Two early indicators of what’s coming down the track. First, a new ketamine nasal spray by Johnson & Johnson was approved for use in the US and Europe last year to treat adults suffering with treatment-resistant depression. According to Dr David Nutt at Imperial College London, this breakthrough marked the first major advance in the treatment of depression since the late 1980s. Also in the US, the Food and Drug Administration (FDA) recently designated psilocybin therapy — a hallucinogenic substance found in magic mushrooms – as a “breakthrough therapy” in treating major depressive disorder (MDD).

Anyway, as interest has grown, we are seeing the first signs of a public market emerging – although in truth most of the interesting businesses are still private. The most obvious play in the public domain is Compass Pathways, a UK business listed in the US.  Its traded as low as $22 but is now near highs at $55. It’s a very credible player but I have a sense it’s some way from a product yet. There’s also a bunch of fruity Canadian listed businesses.

There’s also an excellent website tracking this space called which I highly recommend.

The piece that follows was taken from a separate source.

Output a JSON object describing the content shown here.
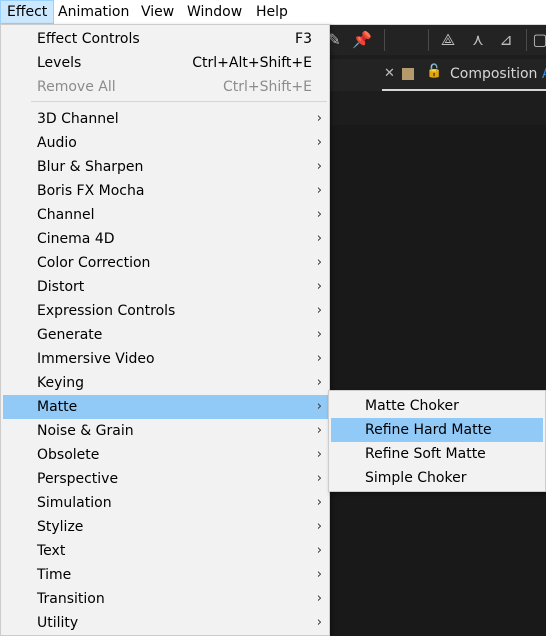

They even have their own index here –

But, as I said, the truth is that this is still early stage stuff and most of the interesting businesses are very private. This is why I picked up on this news announcement earlier this week of a dedicated VC fund here in the UK.  The fund is from

“…Neo Kuma Ventures which has already attracted millions of pounds in investment, has no set cap and will continue to draw venture capital through the first half of 2021.  It comes as recent rigorous clinical trials have demonstrated psychedelics’ potential to treat unmet needs in mental illnesses including post-traumatic stress disorder (PTSD), depression, addiction and anxiety.  Neo Kuma Ventures, a London-based Venture Capital firm, will use the fund to invest in “the most exciting, high quality and scientifically sound players in the industry.” The newly formed firm has an investment thesis focused on clinically proven psychedelic medicines which it believes will hit the market in the next five years.  Neo Kuma is investing in the most promising companies from seed to Series C, with prior investments including ATAI Life Sciences, Bright Minds and Beckley Psytech among others, are looking to continue to support market leaders through capital deployment in 2021 and beyond.”

Streaming: the real deal on value for money

I could resist this last factoid. If like me, your family has binged on all the streaming services, you also probably wondering which of the services constitutes good value. Helpfully Currys PC and Philips, have done a survey which highlights the following findings:

  • Netflix has the most expensive monthly fee at £8.99, while Shudder costs just £3.99
  • With 5,900 titles to choose from on Netflix, this works out at just £0.15 per 100 titles
  • Amazon Prime Video has the largest library with over 21,500 titles and costs £7.99 per month, equating to just £0.03 per 100 titles
  • Apple TV+ costs just £4.99 a month, but only has 39 titles in its library, equating to £14 per 100 titles

The full data here, has much more. Fr the record I’ve always thought that contra the hype amazon Prime is a great platform which shit loads of content. Also I can attest to the fact that Shudder is a brilliant bargain although you have to be into your horror films – which I am! By contrast I have always thought Apple TV is a NON STARTER. It’s a real surprise because apple takes real care about stuff but

  1. There’s not much on there
  2. It is expensive relative to the content
  3. What is on there is largely rubbish or unwatchable.

If Apple Tv is the face of their brave new push into content, I’d be very worried if I was Mr Cook.